Itchy skin, chapped lips, scratchy eyes—these painful problems cause you to suffer every winter.
Because cold air is “dry air,” air that carries little moisture.
According to WebMD, “Dry winter air leeches moisture, leaving your skin as dry and cracked as a salt flat and your sinuses as parched as the Sahara in summer.”
The solution? Keep your home’s humidity level around 30% to 50%. Any lower than that, and you’ll have dry air.
Here’s how to increase the amount of humidity in your home so it won’t be so dry.
It’s the cold, dry air outside coming into your home that really dries out your home’s air.
So you need to seal leaks in air ducts and exterior walls, including around doors and windows.
This will also have the added benefit of reducing your heating and air conditioning costs year-round. (Less energy loss from the leaks.)
Hang-drying your clothes not only adds humidity to your home’s air, but it also reduces your energy use (from using the dryer less) and can make your clothes last longer.
If you do this, make sure you clean out the bowls and vases frequently to prevent mold growth.
You have 2 choices here: room humidifiers or whole-home humidifiers. Room humidifiers are cheaper, but require more attention. You must constantly add more water and clean them to prevent mold growth. Also, they can humidify one room at a time.

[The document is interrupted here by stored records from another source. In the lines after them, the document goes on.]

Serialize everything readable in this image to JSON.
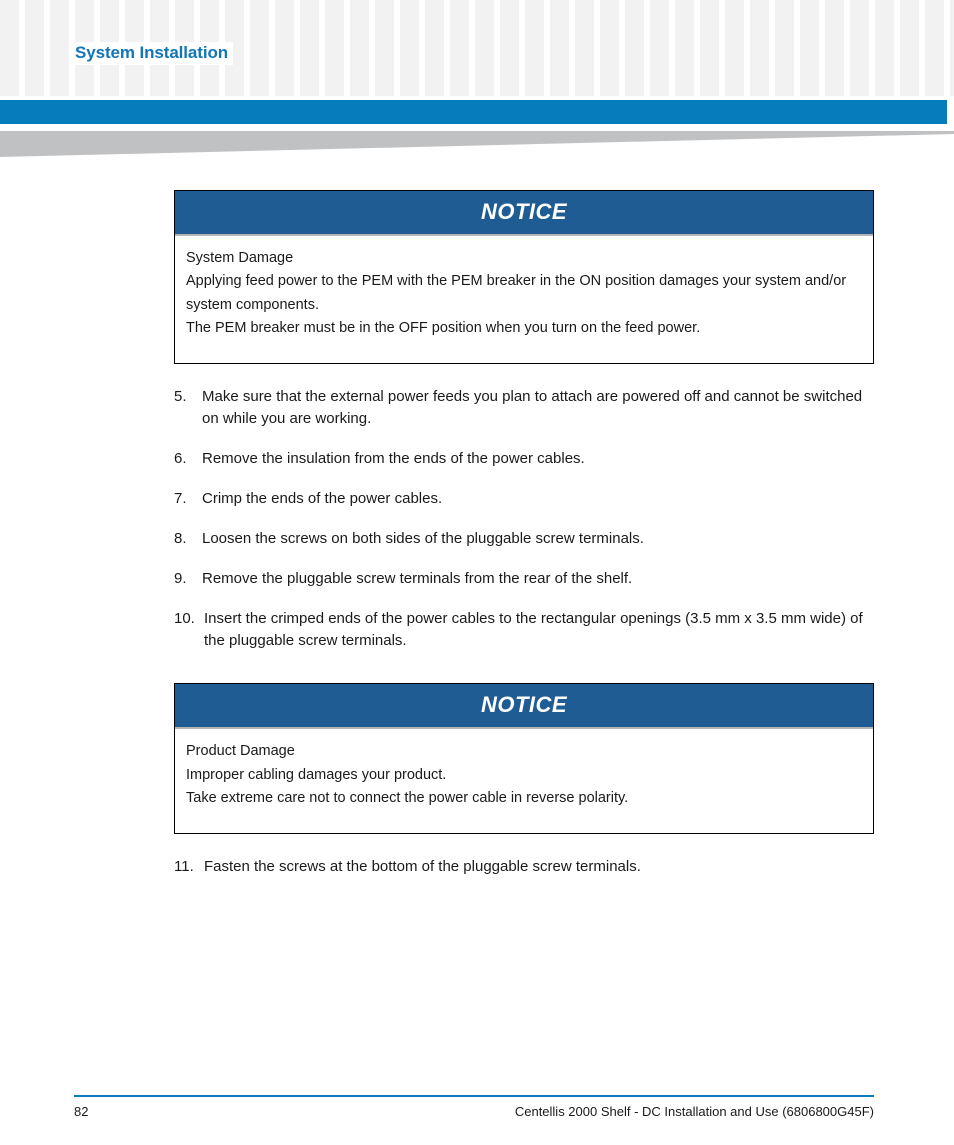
{
  "header": {
    "title": "System Installation"
  },
  "colors": {
    "heading_blue": "#1275B8",
    "banner_blue": "#077CBD",
    "notice_header_blue": "#1F5C93",
    "wedge_gray": "#BFC1C3",
    "pattern_gray": "#F2F2F2",
    "footer_rule_blue": "#0A7BBD"
  },
  "notices": [
    {
      "title": "NOTICE",
      "lines": [
        "System Damage",
        "Applying feed power to the PEM with the PEM breaker in the ON position damages your system and/or system components.",
        "The PEM breaker must be in the OFF position when you turn on the feed power."
      ]
    },
    {
      "title": "NOTICE",
      "lines": [
        "Product Damage",
        "Improper cabling damages your product.",
        "Take extreme care not to connect the power cable in reverse polarity."
      ]
    }
  ],
  "steps_before_second_notice": [
    {
      "number": "5.",
      "text": "Make sure that the external power feeds you plan to attach are powered off and cannot be switched on while you are working."
    },
    {
      "number": "6.",
      "text": "Remove the insulation from the ends of the power cables."
    },
    {
      "number": "7.",
      "text": "Crimp the ends of the power cables."
    },
    {
      "number": "8.",
      "text": "Loosen the screws on both sides of the pluggable screw terminals."
    },
    {
      "number": "9.",
      "text": "Remove the pluggable screw terminals from the rear of the shelf."
    },
    {
      "number": "10.",
      "text": "Insert the crimped ends of the power cables to the rectangular openings (3.5 mm x 3.5 mm wide) of the pluggable screw terminals."
    }
  ],
  "steps_after_second_notice": [
    {
      "number": "11.",
      "text": "Fasten the screws at the bottom of the pluggable screw terminals."
    }
  ],
  "footer": {
    "page_number": "82",
    "document_title": "Centellis 2000 Shelf - DC Installation and Use (6806800G45F)"
  }
}
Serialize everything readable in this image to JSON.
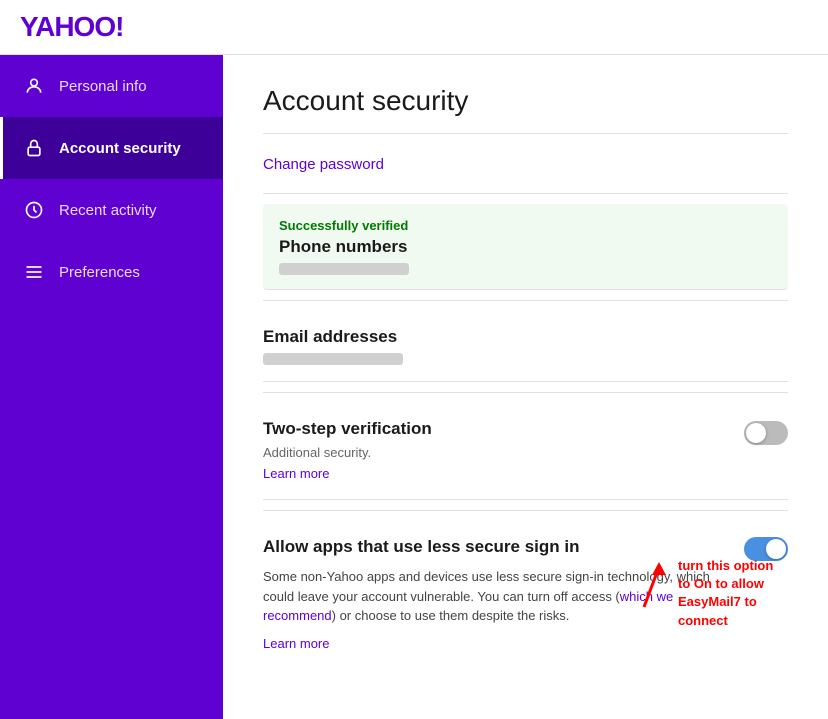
{
  "logo": "YAHOO!",
  "sidebar": {
    "items": [
      {
        "id": "personal-info",
        "label": "Personal info",
        "icon": "⚡",
        "active": false
      },
      {
        "id": "account-security",
        "label": "Account security",
        "icon": "🔒",
        "active": true
      },
      {
        "id": "recent-activity",
        "label": "Recent activity",
        "icon": "⏱",
        "active": false
      },
      {
        "id": "preferences",
        "label": "Preferences",
        "icon": "☰",
        "active": false
      }
    ]
  },
  "page": {
    "title": "Account security",
    "change_password": "Change password",
    "phone_verified_label": "Successfully verified",
    "phone_title": "Phone numbers",
    "email_title": "Email addresses",
    "two_step_title": "Two-step verification",
    "two_step_subtitle": "Additional security.",
    "two_step_learn_more": "Learn more",
    "two_step_toggle": "off",
    "allow_apps_title": "Allow apps that use less secure sign in",
    "allow_apps_desc_1": "Some non-Yahoo apps and devices use less secure sign-in technology, which could leave your account vulnerable. You can turn off access (which we recommend) or choose to use them despite the risks.",
    "allow_apps_learn_more": "Learn more",
    "allow_apps_toggle": "on",
    "annotation_text": "turn this option to On to allow EasyMail7 to connect"
  }
}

Whole-home humidifiers add moisture automatically to your entire house with almost no maintenance. But they do cost more and require professional installation.
Need help with your home comfort problem? Air Professionals can help you solve any home comfort problem, including dry air. Contact us for more information.